Page and application data records:
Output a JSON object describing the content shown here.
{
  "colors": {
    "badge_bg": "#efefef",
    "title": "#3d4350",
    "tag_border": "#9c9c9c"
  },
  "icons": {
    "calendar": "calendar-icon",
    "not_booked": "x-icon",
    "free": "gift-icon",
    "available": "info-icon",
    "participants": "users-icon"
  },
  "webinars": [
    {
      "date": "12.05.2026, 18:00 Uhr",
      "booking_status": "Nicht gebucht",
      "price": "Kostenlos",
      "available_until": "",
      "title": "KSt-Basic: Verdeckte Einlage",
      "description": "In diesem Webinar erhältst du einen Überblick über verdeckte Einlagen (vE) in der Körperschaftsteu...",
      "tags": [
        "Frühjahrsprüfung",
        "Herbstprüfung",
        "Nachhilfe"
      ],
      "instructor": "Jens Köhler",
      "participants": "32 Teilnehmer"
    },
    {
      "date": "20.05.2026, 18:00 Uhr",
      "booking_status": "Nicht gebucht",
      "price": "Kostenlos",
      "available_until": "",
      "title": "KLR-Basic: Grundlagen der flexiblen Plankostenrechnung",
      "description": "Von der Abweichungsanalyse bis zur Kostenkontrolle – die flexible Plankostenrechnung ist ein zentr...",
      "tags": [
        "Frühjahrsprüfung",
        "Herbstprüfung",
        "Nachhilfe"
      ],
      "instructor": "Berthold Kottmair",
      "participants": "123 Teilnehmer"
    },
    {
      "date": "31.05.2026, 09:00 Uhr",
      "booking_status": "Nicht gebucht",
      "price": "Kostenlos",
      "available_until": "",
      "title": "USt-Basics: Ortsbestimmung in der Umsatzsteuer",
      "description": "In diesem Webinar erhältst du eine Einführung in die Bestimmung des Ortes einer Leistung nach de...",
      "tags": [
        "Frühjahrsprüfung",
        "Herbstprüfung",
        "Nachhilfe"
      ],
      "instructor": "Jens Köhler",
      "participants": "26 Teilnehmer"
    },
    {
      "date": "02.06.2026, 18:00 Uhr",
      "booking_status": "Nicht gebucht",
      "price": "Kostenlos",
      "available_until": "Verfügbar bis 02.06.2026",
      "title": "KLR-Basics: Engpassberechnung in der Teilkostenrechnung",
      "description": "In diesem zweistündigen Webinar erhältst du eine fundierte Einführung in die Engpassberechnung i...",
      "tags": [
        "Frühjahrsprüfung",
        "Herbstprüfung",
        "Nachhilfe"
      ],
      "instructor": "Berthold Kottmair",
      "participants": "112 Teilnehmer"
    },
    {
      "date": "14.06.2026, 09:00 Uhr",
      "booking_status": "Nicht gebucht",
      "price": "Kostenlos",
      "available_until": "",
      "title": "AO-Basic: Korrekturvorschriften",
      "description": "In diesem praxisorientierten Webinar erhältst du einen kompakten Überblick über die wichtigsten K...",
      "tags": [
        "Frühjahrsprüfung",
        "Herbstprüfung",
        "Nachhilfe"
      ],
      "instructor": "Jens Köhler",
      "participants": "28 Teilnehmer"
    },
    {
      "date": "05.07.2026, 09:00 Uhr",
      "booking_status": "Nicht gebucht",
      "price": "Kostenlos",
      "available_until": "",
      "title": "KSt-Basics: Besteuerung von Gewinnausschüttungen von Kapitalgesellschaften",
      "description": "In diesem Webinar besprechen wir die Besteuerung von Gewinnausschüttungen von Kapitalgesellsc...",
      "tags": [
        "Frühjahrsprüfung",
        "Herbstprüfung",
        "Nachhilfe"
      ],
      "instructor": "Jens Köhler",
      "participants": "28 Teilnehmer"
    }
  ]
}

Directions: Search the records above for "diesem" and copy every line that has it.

Answer box:
      "description": "In diesem Webinar erhältst du einen Überblick über verdeckte Einlagen (vE) in der Körperschaftsteu...",
      "description": "In diesem Webinar erhältst du eine Einführung in die Bestimmung des Ortes einer Leistung nach de...",
      "description": "In diesem zweistündigen Webinar erhältst du eine fundierte Einführung in die Engpassberechnung i...",
      "description": "In diesem praxisorientierten Webinar erhältst du einen kompakten Überblick über die wichtigsten K...",
      "description": "In diesem Webinar besprechen wir die Besteuerung von Gewinnausschüttungen von Kapitalgesellsc...",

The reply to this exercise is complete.